In places like Utah, which is suffering from a historic drought, new rules are being introduced to prevent fines from HOAs for less-than-lush lawns, while also introducing incentives to replace turf lawns for more drought-resistant planting schemes for a low-maintenance garden - something that has traditionally been a source of conflict between homeowners and the HOA.

It's also not the best solution if you want to actually use your lawn, too, whether that's for pets running around or kids playing. 'The amount of usage or play on the lawn area will also wear on the dormant lawn, or whether you are cutting it,' professional landscaper Quinten explains. 'If the lawn is being used a lot while dormant or dying, it makes it that much harder for the lawn to recover, and dead/dirt patches enlarge.' 

When should I water my lawn, if ever?

'We recommend homeowners water grass after mowing, only if the grass needs it,' suggests ScottsMiracle-Gro's Matthew. 'If you choose to water beyond that, wait until the lawn becomes dull green in color and starts to wilt.'

After all, an intense watering schedule might seem like the best plan of action to keep a lawn healthy and lush, but it could actually be causing you problems in the long run. 

'It is a common misconception that your grass needs watering every day; it can actually become dependent if it has too much water,' explains Paul Hicks, an expert at mower and garden tool brand STIHL. 'So instead of watering every day for 15 minutes, choose one day a week to water the lawn for a longer period of time. This will make the lawn healthier and more drought-tolerant,' he adds. 

So, whether you're ready (or allowed) to embrace the brown lawn, taking a more restrained approach to lawn care might be the solution to claim back hours spent tending to your grass. 

Hugh Metcalf
Editor of

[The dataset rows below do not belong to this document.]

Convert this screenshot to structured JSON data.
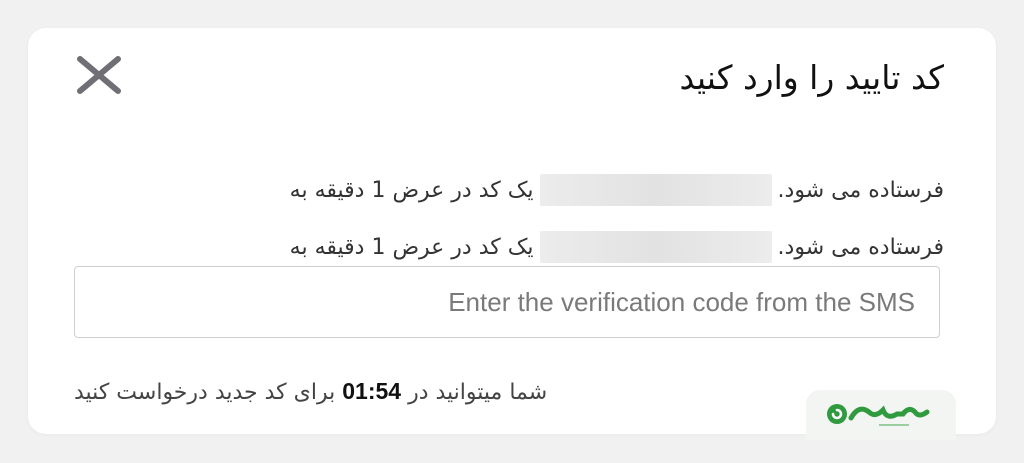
{
  "dialog": {
    "title": "کد تایید را وارد کنید",
    "line1_prefix": "یک کد در عرض 1 دقیقه به",
    "line1_suffix": "فرستاده می شود.",
    "line2_prefix": "یک کد در عرض 1 دقیقه به",
    "line2_suffix": "فرستاده می شود.",
    "input_placeholder": "Enter the verification code from the SMS",
    "countdown_before": "شما میتوانید در",
    "countdown_time": "01:54",
    "countdown_after": "برای کد جدید درخواست کنید"
  },
  "icons": {
    "close": "close-icon",
    "logo": "brand-logo"
  },
  "colors": {
    "logo_green": "#2f9a3e",
    "close_gray": "#6f6f75"
  }
}
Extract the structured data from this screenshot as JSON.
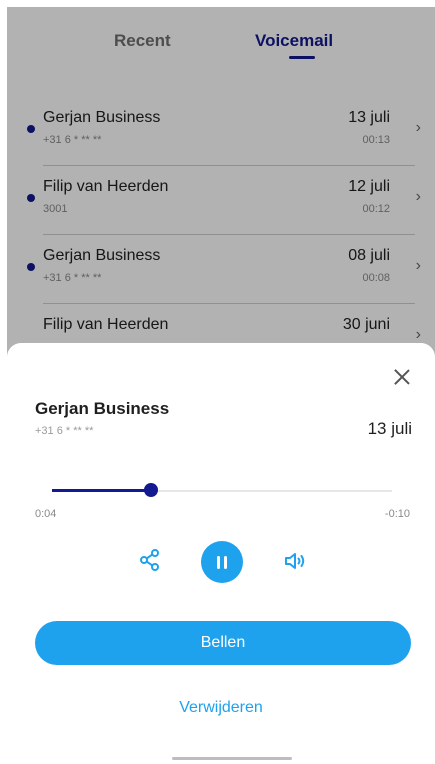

Hugh is the  Editor of From working on a number of home, design and property publications and websites, including Grand Designs, ICON and specialist kitchen and bathroom magazines, Hugh has developed a passion for modern architecture, impactful interiors and green homes. Whether moonlighting as an interior decorator for private clients or renovating the Victorian terrace in Essex where he lives (DIYing as much of the work as possible), you’ll find that Hugh has an overarching fondness for luxurious minimalism, abstract shapes and all things beige. He’s just finished a kitchen and garden renovation, and has eyes set on a bathroom makeover for 2024.